### INFORMATION GIVEN
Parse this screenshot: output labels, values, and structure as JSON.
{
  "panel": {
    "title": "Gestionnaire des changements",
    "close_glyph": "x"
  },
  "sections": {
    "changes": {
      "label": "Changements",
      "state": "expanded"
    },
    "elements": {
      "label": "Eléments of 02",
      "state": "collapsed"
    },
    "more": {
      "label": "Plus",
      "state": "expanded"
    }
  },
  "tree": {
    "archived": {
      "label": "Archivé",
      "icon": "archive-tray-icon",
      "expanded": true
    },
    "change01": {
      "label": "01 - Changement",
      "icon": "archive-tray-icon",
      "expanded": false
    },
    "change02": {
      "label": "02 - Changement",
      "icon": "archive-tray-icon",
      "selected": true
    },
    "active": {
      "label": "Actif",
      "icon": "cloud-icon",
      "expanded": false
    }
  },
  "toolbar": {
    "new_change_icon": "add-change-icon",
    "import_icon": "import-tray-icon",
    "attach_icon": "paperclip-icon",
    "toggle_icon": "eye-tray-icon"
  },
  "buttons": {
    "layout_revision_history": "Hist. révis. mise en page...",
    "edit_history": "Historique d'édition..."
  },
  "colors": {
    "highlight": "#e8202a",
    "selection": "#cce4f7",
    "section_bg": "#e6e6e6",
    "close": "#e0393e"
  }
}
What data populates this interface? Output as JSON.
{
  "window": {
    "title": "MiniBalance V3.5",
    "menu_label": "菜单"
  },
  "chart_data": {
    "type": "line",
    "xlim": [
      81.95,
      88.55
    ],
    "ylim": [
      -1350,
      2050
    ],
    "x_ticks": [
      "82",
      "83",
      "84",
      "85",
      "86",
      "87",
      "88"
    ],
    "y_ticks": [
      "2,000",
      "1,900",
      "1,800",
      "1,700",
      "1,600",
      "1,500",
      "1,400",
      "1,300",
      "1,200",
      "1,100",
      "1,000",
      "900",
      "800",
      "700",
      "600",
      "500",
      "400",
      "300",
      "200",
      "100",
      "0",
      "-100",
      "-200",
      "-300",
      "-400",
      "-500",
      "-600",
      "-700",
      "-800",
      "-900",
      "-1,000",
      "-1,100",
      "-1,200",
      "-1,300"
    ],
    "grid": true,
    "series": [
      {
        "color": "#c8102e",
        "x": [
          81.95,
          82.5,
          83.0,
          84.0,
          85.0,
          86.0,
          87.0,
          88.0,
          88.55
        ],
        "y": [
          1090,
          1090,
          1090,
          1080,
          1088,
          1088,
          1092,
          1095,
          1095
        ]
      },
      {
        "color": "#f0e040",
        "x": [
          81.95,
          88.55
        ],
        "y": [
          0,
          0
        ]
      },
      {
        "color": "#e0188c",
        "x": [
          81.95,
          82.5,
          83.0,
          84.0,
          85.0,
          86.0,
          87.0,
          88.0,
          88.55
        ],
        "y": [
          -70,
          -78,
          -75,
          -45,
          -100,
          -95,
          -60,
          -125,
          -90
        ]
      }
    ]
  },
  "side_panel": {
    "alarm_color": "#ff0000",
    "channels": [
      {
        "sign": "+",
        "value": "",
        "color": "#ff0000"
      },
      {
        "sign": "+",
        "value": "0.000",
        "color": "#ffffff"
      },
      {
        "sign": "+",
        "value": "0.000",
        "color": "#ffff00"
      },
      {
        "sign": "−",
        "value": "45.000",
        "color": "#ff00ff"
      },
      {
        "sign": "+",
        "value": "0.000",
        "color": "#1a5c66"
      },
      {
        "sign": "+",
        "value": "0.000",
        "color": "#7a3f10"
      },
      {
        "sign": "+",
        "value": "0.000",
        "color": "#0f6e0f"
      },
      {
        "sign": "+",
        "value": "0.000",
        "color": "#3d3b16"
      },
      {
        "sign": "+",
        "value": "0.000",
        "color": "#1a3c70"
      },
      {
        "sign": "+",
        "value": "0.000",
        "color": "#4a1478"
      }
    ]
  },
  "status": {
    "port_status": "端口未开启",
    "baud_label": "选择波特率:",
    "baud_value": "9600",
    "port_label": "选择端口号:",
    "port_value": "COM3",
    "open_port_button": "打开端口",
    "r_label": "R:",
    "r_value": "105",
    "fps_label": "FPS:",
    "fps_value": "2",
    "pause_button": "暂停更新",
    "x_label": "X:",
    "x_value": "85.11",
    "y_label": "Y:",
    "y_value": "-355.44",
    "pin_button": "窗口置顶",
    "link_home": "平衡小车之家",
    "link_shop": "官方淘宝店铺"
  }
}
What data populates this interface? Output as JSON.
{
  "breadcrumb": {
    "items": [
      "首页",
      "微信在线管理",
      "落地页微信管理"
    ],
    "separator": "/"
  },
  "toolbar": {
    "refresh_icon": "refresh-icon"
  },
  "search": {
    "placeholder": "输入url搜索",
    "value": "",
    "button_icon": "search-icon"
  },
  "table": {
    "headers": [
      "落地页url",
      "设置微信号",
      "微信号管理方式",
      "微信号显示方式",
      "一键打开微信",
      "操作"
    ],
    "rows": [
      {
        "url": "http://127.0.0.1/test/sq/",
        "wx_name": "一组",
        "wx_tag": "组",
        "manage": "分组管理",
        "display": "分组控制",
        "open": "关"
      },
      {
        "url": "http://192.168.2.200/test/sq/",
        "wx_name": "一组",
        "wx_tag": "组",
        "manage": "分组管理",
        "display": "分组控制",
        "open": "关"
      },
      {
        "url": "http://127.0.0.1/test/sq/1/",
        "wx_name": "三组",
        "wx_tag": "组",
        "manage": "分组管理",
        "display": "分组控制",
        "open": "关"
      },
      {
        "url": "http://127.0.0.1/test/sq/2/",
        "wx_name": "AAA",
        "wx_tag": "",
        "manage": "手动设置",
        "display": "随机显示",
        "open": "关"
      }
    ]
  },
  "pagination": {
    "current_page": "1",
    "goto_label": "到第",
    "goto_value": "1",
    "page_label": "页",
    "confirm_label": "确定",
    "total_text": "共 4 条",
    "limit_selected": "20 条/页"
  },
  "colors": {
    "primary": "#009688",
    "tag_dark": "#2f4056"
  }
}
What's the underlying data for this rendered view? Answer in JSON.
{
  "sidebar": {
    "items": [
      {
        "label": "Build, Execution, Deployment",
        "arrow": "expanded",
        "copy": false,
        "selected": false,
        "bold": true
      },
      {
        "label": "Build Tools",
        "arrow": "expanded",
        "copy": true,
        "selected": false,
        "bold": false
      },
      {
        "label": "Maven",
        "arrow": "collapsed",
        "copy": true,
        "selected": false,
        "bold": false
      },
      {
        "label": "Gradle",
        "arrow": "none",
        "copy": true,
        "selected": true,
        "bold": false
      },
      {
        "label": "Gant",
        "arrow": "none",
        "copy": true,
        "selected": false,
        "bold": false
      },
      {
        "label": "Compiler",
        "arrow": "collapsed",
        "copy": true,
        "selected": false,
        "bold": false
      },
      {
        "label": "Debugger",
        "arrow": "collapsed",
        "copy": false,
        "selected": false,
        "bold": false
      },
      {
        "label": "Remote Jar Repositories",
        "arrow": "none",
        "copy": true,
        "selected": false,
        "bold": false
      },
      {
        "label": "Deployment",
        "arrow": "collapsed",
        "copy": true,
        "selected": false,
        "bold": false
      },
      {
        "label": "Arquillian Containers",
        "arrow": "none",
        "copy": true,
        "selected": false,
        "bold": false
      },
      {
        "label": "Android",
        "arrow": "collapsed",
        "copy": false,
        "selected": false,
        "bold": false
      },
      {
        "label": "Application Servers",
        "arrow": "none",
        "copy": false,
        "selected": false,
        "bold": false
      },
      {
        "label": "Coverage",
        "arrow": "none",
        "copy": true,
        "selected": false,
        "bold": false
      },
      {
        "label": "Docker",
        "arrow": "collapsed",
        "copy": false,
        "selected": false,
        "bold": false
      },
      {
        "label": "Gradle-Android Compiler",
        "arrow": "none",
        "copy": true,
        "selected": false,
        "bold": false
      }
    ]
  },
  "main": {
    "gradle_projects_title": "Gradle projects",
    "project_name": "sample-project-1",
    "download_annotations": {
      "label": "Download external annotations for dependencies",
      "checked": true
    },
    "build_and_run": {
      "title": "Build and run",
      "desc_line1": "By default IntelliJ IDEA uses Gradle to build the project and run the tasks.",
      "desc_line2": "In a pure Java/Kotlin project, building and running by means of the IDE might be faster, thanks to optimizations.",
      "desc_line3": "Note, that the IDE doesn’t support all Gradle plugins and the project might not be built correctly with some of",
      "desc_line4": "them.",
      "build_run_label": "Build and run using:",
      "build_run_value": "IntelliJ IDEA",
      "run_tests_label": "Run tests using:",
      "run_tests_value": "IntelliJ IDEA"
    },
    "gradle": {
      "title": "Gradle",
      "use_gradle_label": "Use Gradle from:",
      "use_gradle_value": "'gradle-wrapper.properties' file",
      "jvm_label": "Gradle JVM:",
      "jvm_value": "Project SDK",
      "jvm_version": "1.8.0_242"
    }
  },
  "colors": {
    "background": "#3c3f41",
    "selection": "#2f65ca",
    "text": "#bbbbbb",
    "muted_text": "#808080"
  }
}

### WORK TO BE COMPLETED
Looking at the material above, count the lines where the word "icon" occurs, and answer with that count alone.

### REPLY TO THE EXERCISE
10